ECMO is an extreme life-saving procedure. While ECMO can provide great benefits, it is not without risk. The doctor will discuss all of the possible complications of ECMO with you before the cannulas are placed, but several of the most common risks are listed below for you to review. Although these and other complications (problems) are possible for any patient on ECMO, please be assured that the ECMO team takes every possible safety measure to decrease these risks. Your loved one and the ECMO machine will be monitored closely, 24 hours a day, by a well-trained team to help prevent these problems from occurring and to keep your him/her safe. If a complication does arise, the ECMO team will discuss the issue with you and consider the best plan for your loved one.
The most common complication of ECMO is bleeding. This is because a medication called heparin is pumped into the ECMO circuit to prevent blood clots from forming. Heparin does this by thinning the blood that so clots are less likely to form. Most often, bleeding occurs around the ECMO cannula sites, or other surgical sites on the body. However, it is possible for bleeding to occur anywhere in the body while a patient is on heparin. The most dangerous bleeding may happen in or around the brain. Therefore, the ECMO team is constantly monitoring and assessing for signs of bleeding.

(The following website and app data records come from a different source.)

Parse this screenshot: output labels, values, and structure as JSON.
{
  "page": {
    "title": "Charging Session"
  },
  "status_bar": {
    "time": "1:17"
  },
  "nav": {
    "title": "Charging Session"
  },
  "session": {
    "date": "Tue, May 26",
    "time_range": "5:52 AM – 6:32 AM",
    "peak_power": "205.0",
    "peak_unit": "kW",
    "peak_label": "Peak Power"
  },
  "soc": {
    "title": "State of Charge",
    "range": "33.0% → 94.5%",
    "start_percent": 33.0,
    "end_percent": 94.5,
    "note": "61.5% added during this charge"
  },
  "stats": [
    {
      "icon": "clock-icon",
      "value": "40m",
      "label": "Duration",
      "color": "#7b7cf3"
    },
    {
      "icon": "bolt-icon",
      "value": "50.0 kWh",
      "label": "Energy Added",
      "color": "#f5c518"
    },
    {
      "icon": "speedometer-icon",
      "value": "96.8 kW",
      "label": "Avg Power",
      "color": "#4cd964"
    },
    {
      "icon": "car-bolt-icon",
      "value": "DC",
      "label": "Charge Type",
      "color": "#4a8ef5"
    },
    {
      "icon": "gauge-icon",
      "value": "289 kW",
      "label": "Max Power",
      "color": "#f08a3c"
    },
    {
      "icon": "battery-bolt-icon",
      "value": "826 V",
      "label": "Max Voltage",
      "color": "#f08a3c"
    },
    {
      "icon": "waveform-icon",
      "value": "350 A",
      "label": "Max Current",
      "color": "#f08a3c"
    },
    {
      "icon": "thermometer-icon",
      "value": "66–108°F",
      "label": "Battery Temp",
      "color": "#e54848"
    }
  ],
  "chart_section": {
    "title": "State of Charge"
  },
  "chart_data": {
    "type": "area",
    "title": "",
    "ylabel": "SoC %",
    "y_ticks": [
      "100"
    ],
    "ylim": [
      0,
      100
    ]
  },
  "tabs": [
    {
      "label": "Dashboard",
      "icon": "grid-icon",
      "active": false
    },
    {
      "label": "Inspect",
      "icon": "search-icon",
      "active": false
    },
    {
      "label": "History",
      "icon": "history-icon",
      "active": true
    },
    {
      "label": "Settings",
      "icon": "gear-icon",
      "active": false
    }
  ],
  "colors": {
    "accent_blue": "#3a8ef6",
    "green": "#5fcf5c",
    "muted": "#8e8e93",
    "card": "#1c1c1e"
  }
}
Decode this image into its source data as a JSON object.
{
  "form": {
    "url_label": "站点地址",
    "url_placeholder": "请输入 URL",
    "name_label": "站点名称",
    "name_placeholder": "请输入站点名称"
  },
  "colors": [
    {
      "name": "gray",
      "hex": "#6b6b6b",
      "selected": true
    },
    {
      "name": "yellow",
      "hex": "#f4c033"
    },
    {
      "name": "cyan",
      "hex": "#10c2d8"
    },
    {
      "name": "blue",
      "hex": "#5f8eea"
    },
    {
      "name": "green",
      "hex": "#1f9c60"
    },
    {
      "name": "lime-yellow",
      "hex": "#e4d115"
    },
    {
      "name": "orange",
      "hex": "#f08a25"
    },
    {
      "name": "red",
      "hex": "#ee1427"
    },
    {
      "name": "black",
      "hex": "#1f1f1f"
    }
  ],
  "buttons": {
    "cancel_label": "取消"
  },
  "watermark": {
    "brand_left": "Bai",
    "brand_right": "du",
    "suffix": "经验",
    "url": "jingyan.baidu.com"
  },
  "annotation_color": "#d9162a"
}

It is also possible for any part of the ECMO circuit to fail or rupture (break open). It is the ECMO specialists' job to constantly watch the circuit and detect potential complications. If the circuit fails or ruptures, the advanced technology specialists and ECMO specialists are specially trained to respond right away to correct the problem. The patient must be taken off ECMO prior to repairing or replacing the ECMO machine. During this time, your loved one will be given the support needed until ECMO can be restarted.
Small blood clots or air bubbles could possibly enter the bloodstream of the ECMO circuit. The ECMO team takes every possible measure to prevent clots or air from reaching the patient, which could cause a serious injury in the brain or lungs, called an embolism (em-bow-liz-em). A "bubble detector" is a safety device that may be present on some circuits that stops the pump when a bubble is "seen" within the tubing. This allows the ECMO specialist to remove the air before it reaches the patient.